    • Ensuring the transparent glazes are the correct viscosity before application.
    • Not over applying the transparent glaze (e.g. do not dip for too long or apply too many brush coats).
    • Ensuring that no more than three coats of underglaze are applied when decorating.
  • Ensure the bisque, glazes and underglazes are compatible.  Your supplier should be able to confirm compatibility.
  • Do not over-fire or under-fire. 
    • We sell Cone 04 bisque (earthenware clay that has been fired to 1060°c).
    • Most of our underglazes and transparent glazes are fired to Cone 06 (1000°c-1020°c). 
    • Typically 1-3 coats of underglaze are used to decorate the bisque.
    • The viscosity of our clear glaze (Hobby Colorobbia) should be 19-24 seconds.
    • We recommend a firing schedule of 150°c per hour up to 600°c.  From 600°c to 1020°c, we recommend a schedule of 2-3 hours e.g about 200°c per hour with a 20 minute soak at the end of the firing. 
    • For larger bisque items and thicker wares please click on the link to see another recommended firing schedule and kiln loading techniques.
    • Crazing can also be reduced by increasing the firing time and slowing down the cooling. For example, try stretching out the firing cycle by a few hours during the last quarter of the glaze firing cycle.  This will give the clay body the best chance to “tighten up” or reach its maturity, which will help in achieving a good glaze fit.
  • Do not open the kiln too soon e.g. ensure the wares are cool enough to handle without the use of kiln gloves.
  • Experiment by increasing the bisque firing a slightly higher cone temperature before decorating and glaze firing - half to one cone.
  • Experiment by increasing the glaze firing temperature slightly - half to one cone.
  • Frequently a combination of methods will work, depending on the severity of the craze problem. Being flexible in your thinking is important while evaluating the test results. If the results show that the craze lines moving further apart, continue with the corrections. If the craze lines are getting closer together, or staying the same, try something else

Earthenware Ceramics

Another potential reason for crazing can happen after the ware has been put into use. If the clay body is porous (e.g earthenware clay) the fired item may absorb enough moisture to expand slightly. That expansion can be enough to upset the glaze-clay body fit and cause the glaze to craze. Continued heating and cooling of a piece e.g. ceramic tiles that are outside in all elements and mugs, bowls, teapots that are repeatedly used in the microwave, dishwasher or oven.

Under-fired or Over-Fired Earthenware Bisque

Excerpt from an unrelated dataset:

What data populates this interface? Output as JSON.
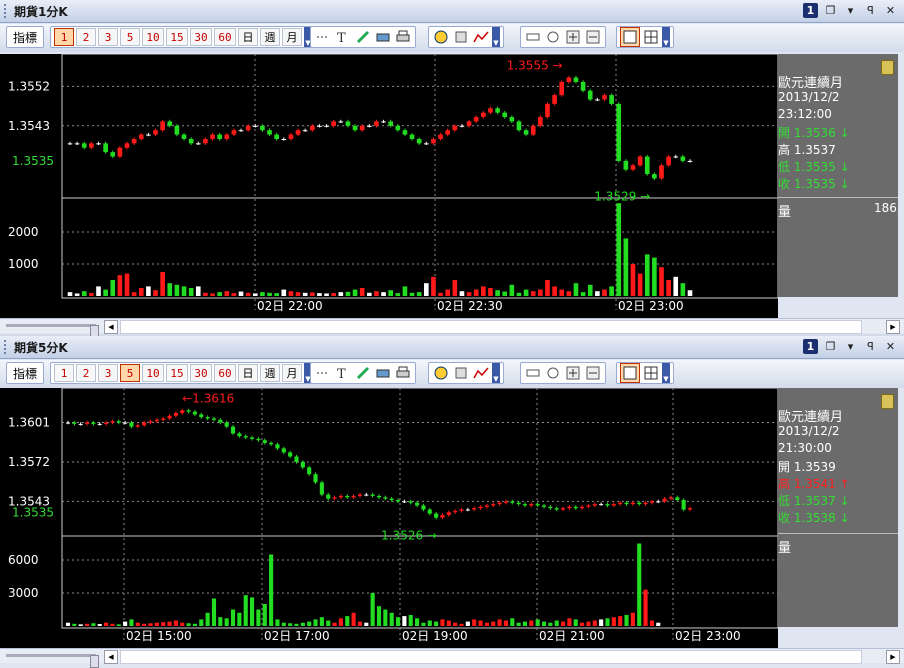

Sometimes under-fired bisque can cause crazing.  Tests to determine whether earthenware is under-fired can often be inconclusive.  However, a starting point (but not proof) may be the "tongue test".  To do this, simply touch the bisque with your tongue.  If the tongue does not stick to the bisque pottery then it is likely that the pottery has been OVER-FIRED.  However, if your tongue sticks to the bisque and has a strong pinch, then the pottery has possibly been UNDER-FIRED.  Please note this is not an accurate test - it is merely a guideline.  Under-fired bisque can be repaired by re-firing the pottery to the correct programme (ramp time, soak and top temperature).

Sudden Temperature Changes and Prolonged Use

DO  remember that our bisque is ceramic earthenware.  Earthenware is porous and it will trap moisture.  Therefore, extreme care should be taken as the pottery can get VERY HOT.
DO  allow pottery to heat up gradually i.e. warm up teapots prior to use, warm pieces to room temperature after removing from refrigerator, don’t place cold wares in hot water.
DO  allow hot pottery to cool down slowly i.e. don’t place hot wares in cold water.
DO NOT  use domestic appliances if the piece is precious.  Continual expansion and contraction of the piece will weaken the pottery over time and may cause cracking.

Glaze defeats and how these occur can be explained by Orton Ceramics in their helpful PDF document CLICK HERE to view.